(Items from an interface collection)
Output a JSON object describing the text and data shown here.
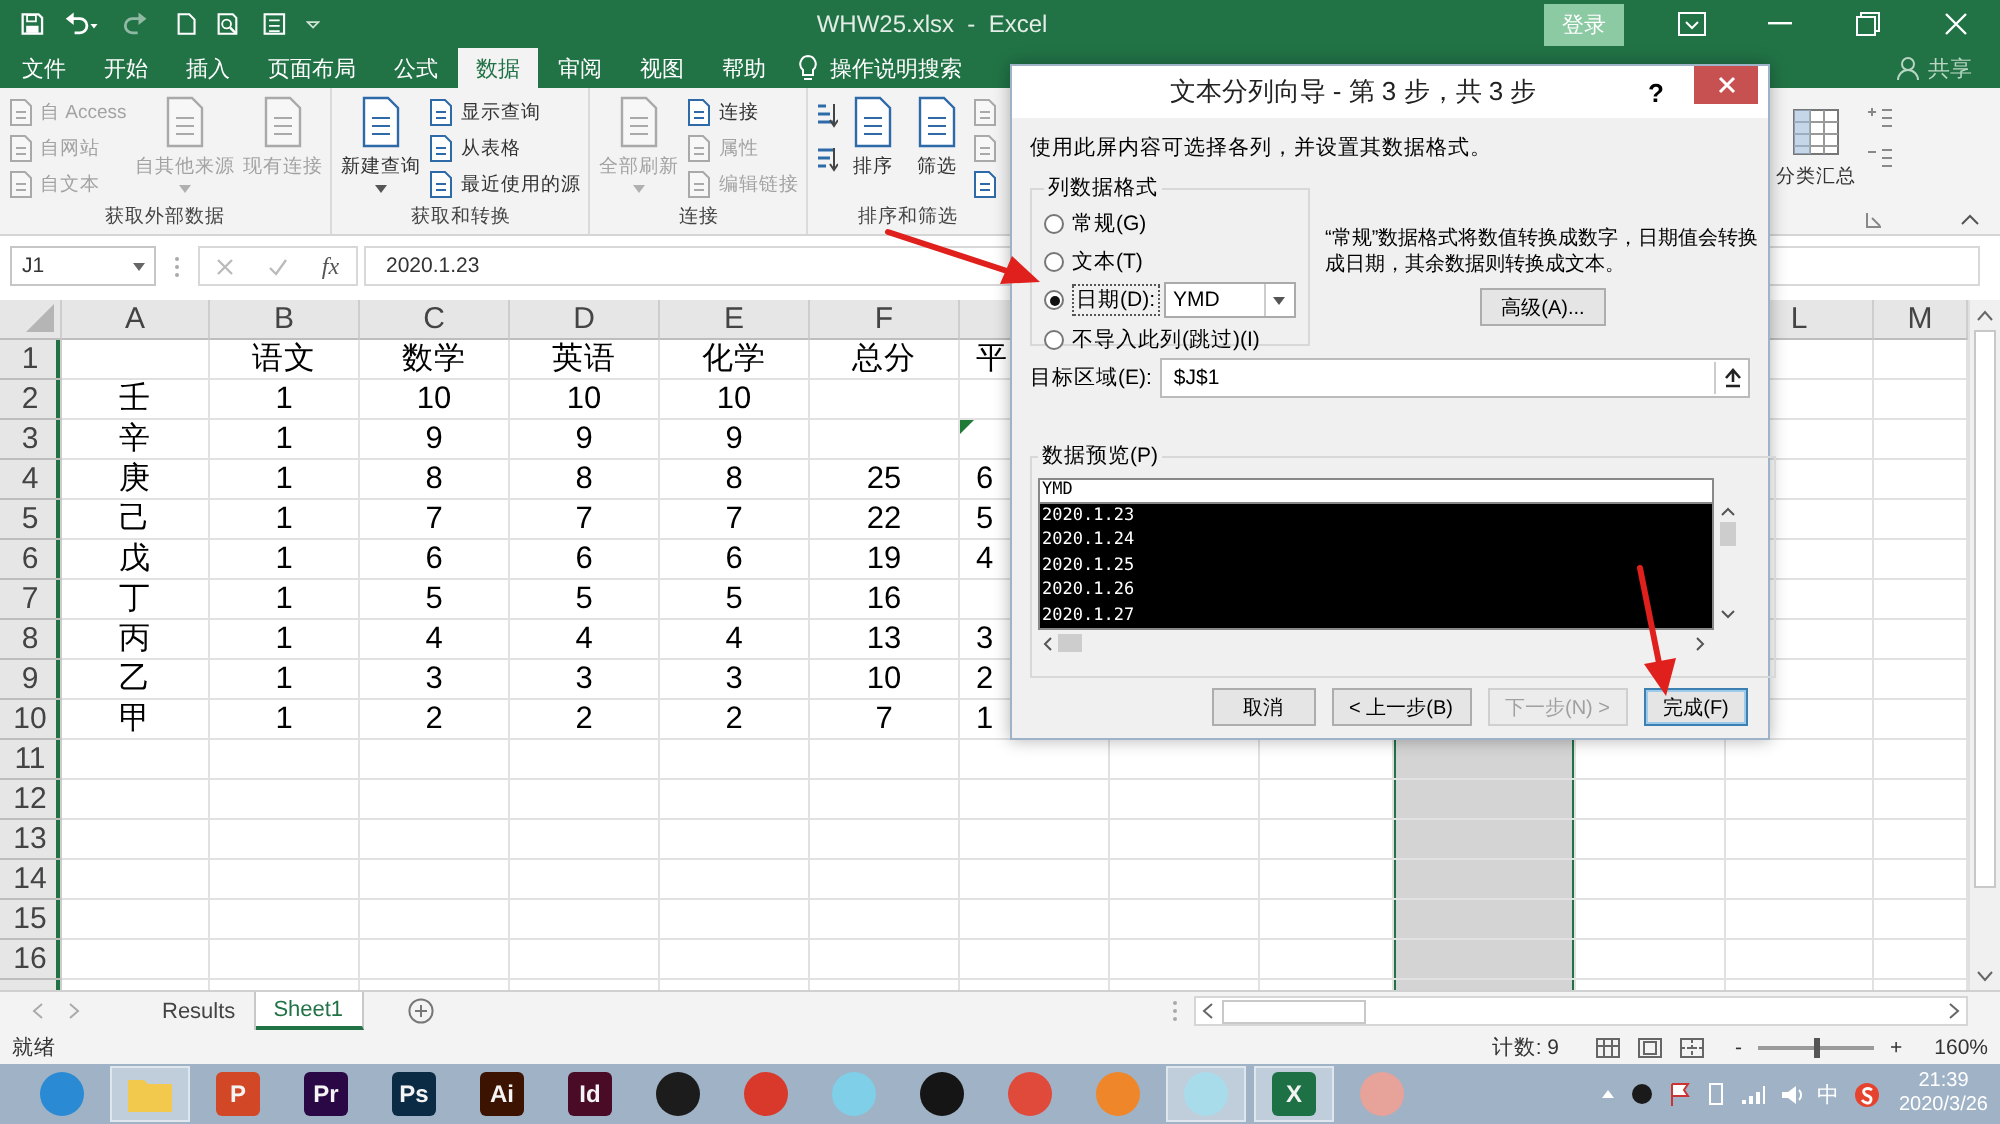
{
  "window": {
    "title": "WHW25.xlsx  -  Excel",
    "sign_in": "登录"
  },
  "ribbon_tabs": [
    {
      "label": "文件",
      "selected": false
    },
    {
      "label": "开始",
      "selected": false
    },
    {
      "label": "插入",
      "selected": false
    },
    {
      "label": "页面布局",
      "selected": false
    },
    {
      "label": "公式",
      "selected": false
    },
    {
      "label": "数据",
      "selected": true
    },
    {
      "label": "审阅",
      "selected": false
    },
    {
      "label": "视图",
      "selected": false
    },
    {
      "label": "帮助",
      "selected": false
    }
  ],
  "tell_me": "操作说明搜索",
  "share": "共享",
  "ribbon_groups": [
    {
      "title": "获取外部数据",
      "items": [
        {
          "kind": "small",
          "label": "自 Access",
          "disabled": true
        },
        {
          "kind": "small",
          "label": "自网站",
          "disabled": true
        },
        {
          "kind": "small",
          "label": "自文本",
          "disabled": true
        },
        {
          "kind": "large",
          "label": "自其他来源",
          "disabled": true,
          "dropdown": true
        },
        {
          "kind": "large",
          "label": "现有连接",
          "disabled": true,
          "dropdown": false
        }
      ]
    },
    {
      "title": "获取和转换",
      "items": [
        {
          "kind": "large",
          "label": "新建查询",
          "disabled": false,
          "dropdown": true
        },
        {
          "kind": "small",
          "label": "显示查询",
          "disabled": false
        },
        {
          "kind": "small",
          "label": "从表格",
          "disabled": false
        },
        {
          "kind": "small",
          "label": "最近使用的源",
          "disabled": false
        }
      ]
    },
    {
      "title": "连接",
      "items": [
        {
          "kind": "large",
          "label": "全部刷新",
          "disabled": true,
          "dropdown": true
        },
        {
          "kind": "small",
          "label": "连接",
          "disabled": false
        },
        {
          "kind": "small",
          "label": "属性",
          "disabled": true
        },
        {
          "kind": "small",
          "label": "编辑链接",
          "disabled": true
        }
      ]
    },
    {
      "title": "排序和筛选",
      "items": [
        {
          "kind": "sort"
        },
        {
          "kind": "large",
          "label": "排序",
          "disabled": false,
          "dropdown": false
        },
        {
          "kind": "large",
          "label": "筛选",
          "disabled": false,
          "dropdown": false
        },
        {
          "kind": "small",
          "disabled": true
        },
        {
          "kind": "small",
          "disabled": true
        },
        {
          "kind": "small",
          "disabled": false
        }
      ]
    }
  ],
  "outline": {
    "label": "分类汇总"
  },
  "name_box": "J1",
  "function_label": "fx",
  "formula": "2020.1.23",
  "sheet": {
    "columns": [
      {
        "label": "A",
        "selected": false
      },
      {
        "label": "B",
        "selected": false
      },
      {
        "label": "C",
        "selected": false
      },
      {
        "label": "D",
        "selected": false
      },
      {
        "label": "E",
        "selected": false
      },
      {
        "label": "F",
        "selected": false
      },
      {
        "selected": false
      },
      {
        "selected": false
      },
      {
        "selected": false
      },
      {
        "selected": true
      },
      {
        "selected": false
      },
      {
        "label": "L",
        "selected": false
      },
      {
        "label": "M",
        "selected": false
      }
    ],
    "rows": [
      {
        "label": "1",
        "warning": false,
        "cells": [
          null,
          "语文",
          "数学",
          "英语",
          "化学",
          "总分",
          "平"
        ]
      },
      {
        "label": "2",
        "warning": false,
        "cells": [
          "壬",
          "1",
          "10",
          "10",
          "10"
        ]
      },
      {
        "label": "3",
        "warning": true,
        "cells": [
          "辛",
          "1",
          "9",
          "9",
          "9"
        ]
      },
      {
        "label": "4",
        "warning": false,
        "cells": [
          "庚",
          "1",
          "8",
          "8",
          "8",
          "25",
          "6"
        ]
      },
      {
        "label": "5",
        "warning": false,
        "cells": [
          "己",
          "1",
          "7",
          "7",
          "7",
          "22",
          "5"
        ]
      },
      {
        "label": "6",
        "warning": false,
        "cells": [
          "戊",
          "1",
          "6",
          "6",
          "6",
          "19",
          "4"
        ]
      },
      {
        "label": "7",
        "warning": false,
        "cells": [
          "丁",
          "1",
          "5",
          "5",
          "5",
          "16"
        ]
      },
      {
        "label": "8",
        "warning": false,
        "cells": [
          "丙",
          "1",
          "4",
          "4",
          "4",
          "13",
          "3"
        ]
      },
      {
        "label": "9",
        "warning": false,
        "cells": [
          "乙",
          "1",
          "3",
          "3",
          "3",
          "10",
          "2"
        ]
      },
      {
        "label": "10",
        "warning": false,
        "cells": [
          "甲",
          "1",
          "2",
          "2",
          "2",
          "7",
          "1"
        ]
      },
      {
        "label": "11",
        "warning": false,
        "cells": []
      },
      {
        "label": "12",
        "warning": false,
        "cells": []
      },
      {
        "label": "13",
        "warning": false,
        "cells": []
      },
      {
        "label": "14",
        "warning": false,
        "cells": []
      },
      {
        "label": "15",
        "warning": false,
        "cells": []
      },
      {
        "label": "16",
        "warning": false,
        "cells": []
      }
    ]
  },
  "sheet_tabs": [
    {
      "label": "Results",
      "selected": false
    },
    {
      "label": "Sheet1",
      "selected": true
    }
  ],
  "status_bar": {
    "ready": "就绪",
    "count": "计数: 9",
    "zoom_out": "-",
    "zoom_in": "+",
    "zoom_slider": {
      "level": 0.5
    },
    "zoom": "160%"
  },
  "dialog": {
    "title": "文本分列向导 - 第 3 步，共 3 步",
    "help": "?",
    "instruction": "使用此屏内容可选择各列，并设置其数据格式。",
    "format_group": "列数据格式",
    "formats": [
      {
        "label": "常规(G)",
        "selected": false
      },
      {
        "label": "文本(T)",
        "selected": false
      },
      {
        "label": "日期(D):",
        "selected": true,
        "format": "YMD"
      },
      {
        "label": "不导入此列(跳过)(I)",
        "selected": false
      }
    ],
    "description": "“常规”数据格式将数值转换成数字，日期值会转换成日期，其余数据则转换成文本。",
    "advanced": "高级(A)...",
    "destination_label": "目标区域(E):",
    "destination": "$J$1",
    "preview_label": "数据预览(P)",
    "preview_header": "YMD",
    "preview_rows": [
      "2020.1.23",
      "2020.1.24",
      "2020.1.25",
      "2020.1.26",
      "2020.1.27"
    ],
    "buttons": [
      {
        "label": "取消",
        "disabled": false,
        "default": false
      },
      {
        "label": "< 上一步(B)",
        "disabled": false,
        "default": false
      },
      {
        "label": "下一步(N) >",
        "disabled": true,
        "default": false
      },
      {
        "label": "完成(F)",
        "disabled": false,
        "default": true
      }
    ]
  },
  "taskbar": {
    "apps": [
      {
        "kind": "glyph",
        "color": "#2a8ad4",
        "selected": false
      },
      {
        "kind": "folder",
        "color": "#f2c94c",
        "selected": true
      },
      {
        "kind": "letter",
        "label": "P",
        "color": "#d24726",
        "selected": false
      },
      {
        "kind": "letter",
        "label": "Pr",
        "color": "#2a0845",
        "selected": false
      },
      {
        "kind": "letter",
        "label": "Ps",
        "color": "#0b2a44",
        "selected": false
      },
      {
        "kind": "letter",
        "label": "Ai",
        "color": "#3b1300",
        "selected": false
      },
      {
        "kind": "letter",
        "label": "Id",
        "color": "#4a0b26",
        "selected": false
      },
      {
        "kind": "glyph",
        "color": "#1c1c1c",
        "selected": false
      },
      {
        "kind": "glyph",
        "color": "#d8392b",
        "selected": false
      },
      {
        "kind": "glyph",
        "color": "#7fcfe8",
        "selected": false
      },
      {
        "kind": "glyph",
        "color": "#151515",
        "selected": false
      },
      {
        "kind": "glyph",
        "color": "#e04a3b",
        "selected": false
      },
      {
        "kind": "glyph",
        "color": "#f0862a",
        "selected": false
      },
      {
        "kind": "glyph",
        "color": "#a9dcea",
        "selected": true
      },
      {
        "kind": "letter",
        "label": "X",
        "color": "#1e7145",
        "selected": true
      },
      {
        "kind": "glyph",
        "color": "#e7a29a",
        "selected": false
      }
    ],
    "ime": "中",
    "time": "21:39",
    "date": "2020/3/26"
  }
}
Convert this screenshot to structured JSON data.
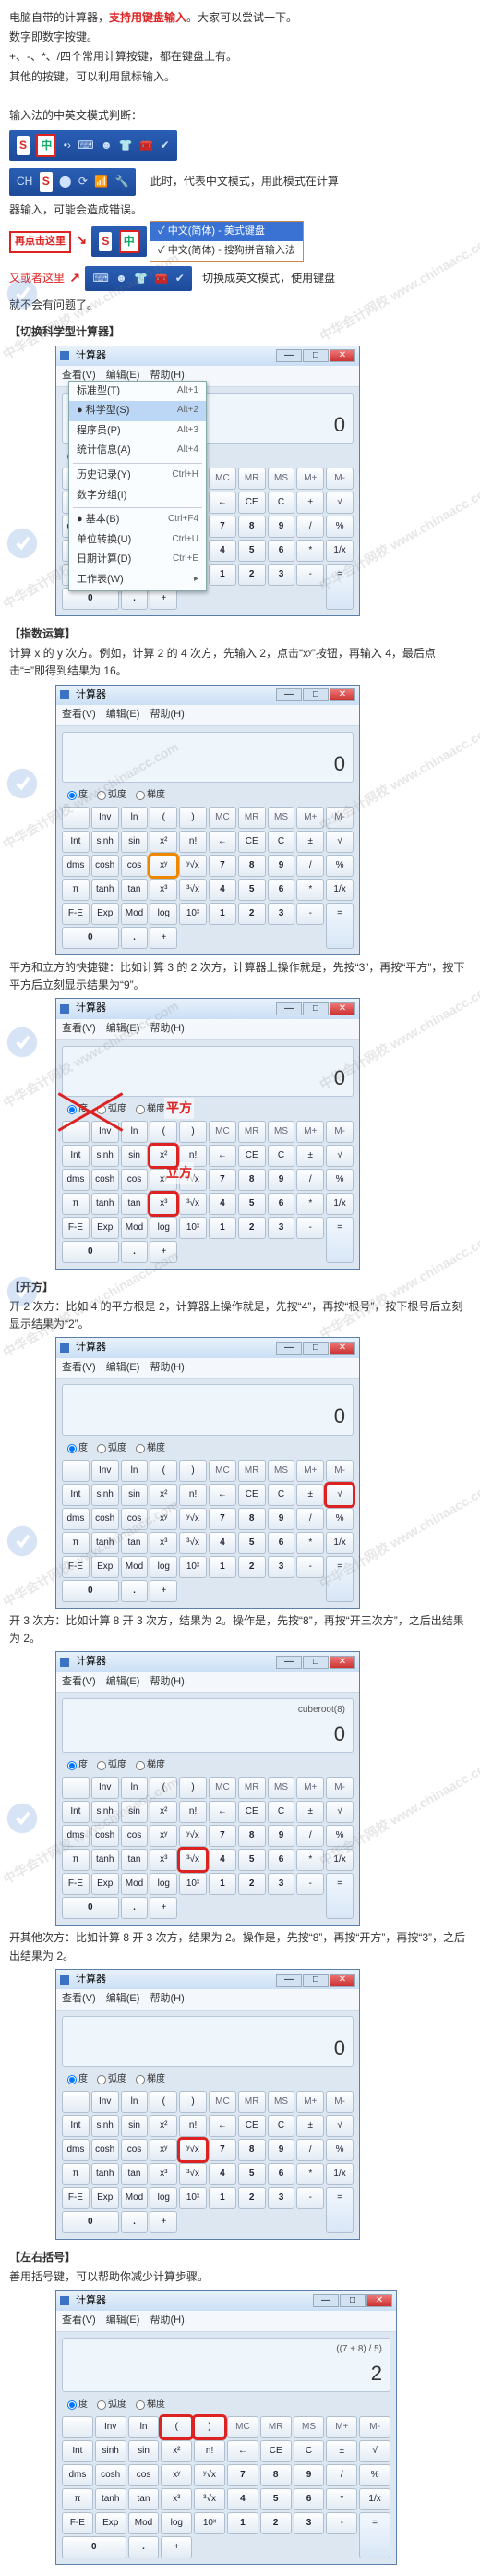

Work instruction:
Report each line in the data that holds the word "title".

Result for this exercise:
    "title": "WHW25.xlsx  -  Excel",
      "title": "获取外部数据",
      "title": "获取和转换",
      "title": "连接",
      "title": "排序和筛选",
    "title": "文本分列向导 - 第 3 步，共 3 步",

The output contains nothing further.